My son got on stage. Then. I must admit. I felt this little well of water form in the bottom half of my eyelids. And this does not happen very often. And I have no idea where the fuck it came from. It was this weird pride mixed with this crazy disbelief that this little 7 year old doesn't nod to shenanigans because he wouldn't let me comb his hair and he dressed himself in what he called his "Sunday best" (without having a clue what that means) in jeans and converse and a white shirt untucked with chocolate milk stains all over the front. And next to the shiny girls, he looked mighty awesome.
And he sang his bloody heart out. So loud. So enunciated. All while stifling a smile in a most awkward way (he accused me later of looking at him too much and making him embarrassed).
I am supposed to be writing a paper. But I don't want to the way my sons never want to do, well, anything that does not involve an ipod or a hockey stick.
I want to write here. I miss writing here. Here I can write honestly and I don't have to quote someone every other sentence. Quoting someone else every other sentence is tedious (me, 2013).
Here in Canada, people apologize for everything.
I bumped you. I'm sorry.
I asked you for something. I'm sorry.
I stood on this piece of earth. I'm sorry.
But they're not sorry for things you'd think they should be sorry for.
Like... these remarks: A few people asked me how I was doing with school, etc. and I told them the truth (it's hard, brutal, busy, humbling, etc.) and one responded with, "Oh, you sound so cynical" and the another with, "wow, I won't ask you how you're doing again." And I found myself almost saying, I'm sorry. But I didn't. They asked me. I told the truth. I told my truth.
But Canadians don't seem to like the truth.
They're really "nice" here. So nice that they don't seem to like too much honesty. And by "they" I simply mean the few people I talked to. Yes, I'm generalizing (but I'm not generalizing about the I'm sorry thing. That shit is true.)
I fear that the "niceness" is a bunch of BS for not dealing with tough shit. I detest the heroic, I'm fine, I'm good, I'm doing okay, when you're clearly NOT. What happened in the world to make people think that they have to be so "okay" with crap? My husband has a horrible disease. I'm fine! My mom is dying, I'm good! My kids are out of control! I am A-okay. My neighbor is a racist! No problem.
These heroics are not for me. I'm sorry, Canada. I may start to apologize more than I should. But I will not apologize for being honest. Someone needs to be honest. We're not all "fine" most of the time.

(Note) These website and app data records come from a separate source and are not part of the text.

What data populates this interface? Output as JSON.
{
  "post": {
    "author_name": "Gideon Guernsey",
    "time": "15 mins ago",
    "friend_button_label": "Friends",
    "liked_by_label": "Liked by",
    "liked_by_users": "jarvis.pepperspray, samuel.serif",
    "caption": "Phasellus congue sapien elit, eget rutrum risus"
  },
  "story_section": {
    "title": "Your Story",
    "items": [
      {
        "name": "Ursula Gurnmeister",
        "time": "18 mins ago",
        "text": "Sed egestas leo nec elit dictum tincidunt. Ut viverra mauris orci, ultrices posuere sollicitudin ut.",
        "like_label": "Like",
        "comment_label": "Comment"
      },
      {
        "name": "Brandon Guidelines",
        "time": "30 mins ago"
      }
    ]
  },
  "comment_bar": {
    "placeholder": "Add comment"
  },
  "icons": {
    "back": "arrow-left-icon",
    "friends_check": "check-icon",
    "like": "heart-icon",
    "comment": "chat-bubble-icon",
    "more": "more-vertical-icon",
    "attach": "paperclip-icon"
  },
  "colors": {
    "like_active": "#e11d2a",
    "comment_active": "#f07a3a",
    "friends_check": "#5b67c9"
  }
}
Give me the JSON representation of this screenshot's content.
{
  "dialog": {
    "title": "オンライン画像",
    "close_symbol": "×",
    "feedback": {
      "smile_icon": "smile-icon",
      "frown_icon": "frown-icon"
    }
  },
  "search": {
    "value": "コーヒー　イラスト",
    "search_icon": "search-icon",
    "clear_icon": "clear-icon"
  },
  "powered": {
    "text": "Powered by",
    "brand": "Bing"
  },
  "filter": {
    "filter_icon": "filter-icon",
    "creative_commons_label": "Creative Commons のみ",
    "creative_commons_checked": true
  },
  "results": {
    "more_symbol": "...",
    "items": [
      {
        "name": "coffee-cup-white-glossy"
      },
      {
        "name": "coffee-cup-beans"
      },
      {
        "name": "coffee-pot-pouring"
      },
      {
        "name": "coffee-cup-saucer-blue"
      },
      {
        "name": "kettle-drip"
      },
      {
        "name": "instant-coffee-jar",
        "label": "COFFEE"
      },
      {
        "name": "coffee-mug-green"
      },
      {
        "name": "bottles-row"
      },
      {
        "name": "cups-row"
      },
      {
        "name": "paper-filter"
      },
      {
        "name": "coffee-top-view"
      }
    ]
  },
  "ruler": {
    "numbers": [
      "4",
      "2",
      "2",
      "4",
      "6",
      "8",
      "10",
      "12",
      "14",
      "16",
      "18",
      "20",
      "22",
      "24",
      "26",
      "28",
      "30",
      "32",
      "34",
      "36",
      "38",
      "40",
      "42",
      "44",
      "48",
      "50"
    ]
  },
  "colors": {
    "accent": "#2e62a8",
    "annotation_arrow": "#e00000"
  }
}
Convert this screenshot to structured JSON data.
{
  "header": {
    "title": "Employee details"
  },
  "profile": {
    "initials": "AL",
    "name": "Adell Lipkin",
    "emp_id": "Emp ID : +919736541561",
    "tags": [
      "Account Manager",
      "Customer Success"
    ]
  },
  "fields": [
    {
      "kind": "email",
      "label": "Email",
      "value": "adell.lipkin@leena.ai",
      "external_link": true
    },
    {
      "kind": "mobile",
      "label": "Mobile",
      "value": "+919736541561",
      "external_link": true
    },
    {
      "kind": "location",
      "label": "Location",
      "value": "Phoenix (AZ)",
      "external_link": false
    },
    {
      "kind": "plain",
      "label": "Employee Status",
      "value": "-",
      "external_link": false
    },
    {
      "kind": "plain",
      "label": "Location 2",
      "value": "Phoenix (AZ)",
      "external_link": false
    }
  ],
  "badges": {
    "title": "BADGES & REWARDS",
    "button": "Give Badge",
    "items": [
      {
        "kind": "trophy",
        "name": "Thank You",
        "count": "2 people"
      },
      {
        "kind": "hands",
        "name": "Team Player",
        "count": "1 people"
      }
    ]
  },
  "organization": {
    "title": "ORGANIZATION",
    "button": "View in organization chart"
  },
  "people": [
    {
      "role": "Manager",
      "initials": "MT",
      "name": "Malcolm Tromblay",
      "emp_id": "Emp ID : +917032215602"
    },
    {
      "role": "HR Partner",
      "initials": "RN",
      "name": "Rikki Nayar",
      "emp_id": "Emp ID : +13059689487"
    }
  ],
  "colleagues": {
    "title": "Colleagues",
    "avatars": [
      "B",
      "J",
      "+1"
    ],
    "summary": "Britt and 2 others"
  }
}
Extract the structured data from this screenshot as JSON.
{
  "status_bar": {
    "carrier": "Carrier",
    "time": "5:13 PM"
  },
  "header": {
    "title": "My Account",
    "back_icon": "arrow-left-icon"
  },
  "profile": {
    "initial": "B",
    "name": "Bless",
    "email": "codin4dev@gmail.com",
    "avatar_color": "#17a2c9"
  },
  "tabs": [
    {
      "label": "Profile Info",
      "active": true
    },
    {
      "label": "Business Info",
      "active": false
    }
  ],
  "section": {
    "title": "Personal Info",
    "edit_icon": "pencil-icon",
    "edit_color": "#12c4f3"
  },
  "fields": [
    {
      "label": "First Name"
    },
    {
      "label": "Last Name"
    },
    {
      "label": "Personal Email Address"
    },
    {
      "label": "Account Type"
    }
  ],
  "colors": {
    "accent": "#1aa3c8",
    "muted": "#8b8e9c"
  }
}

Most of the time, I suspect we're all dealing with devils in the closet and demons on the kitchen floor. To deny this and say we're fine smacks of hypocrisy, as if we're so in control that we can handle it all, no problem. Well, I'm sorry, again. I don't think we're meant to handle all of this, no problem, by ourselves. I tend to think that we need help to handle life. Maybe that's "American" of me, but I don't care.
No, but really, right now I am doing well. That was not a twisted cry for help. I'm not asking for sympathy. And I do mean that. Honestly.
Thanks for letting me rant. I hope you find time to snatch silvers of honesty this holiday season... if you can't, you can call me. Maybe I'll even mail you a new t-shirt for Christmas like the one I just got for myself.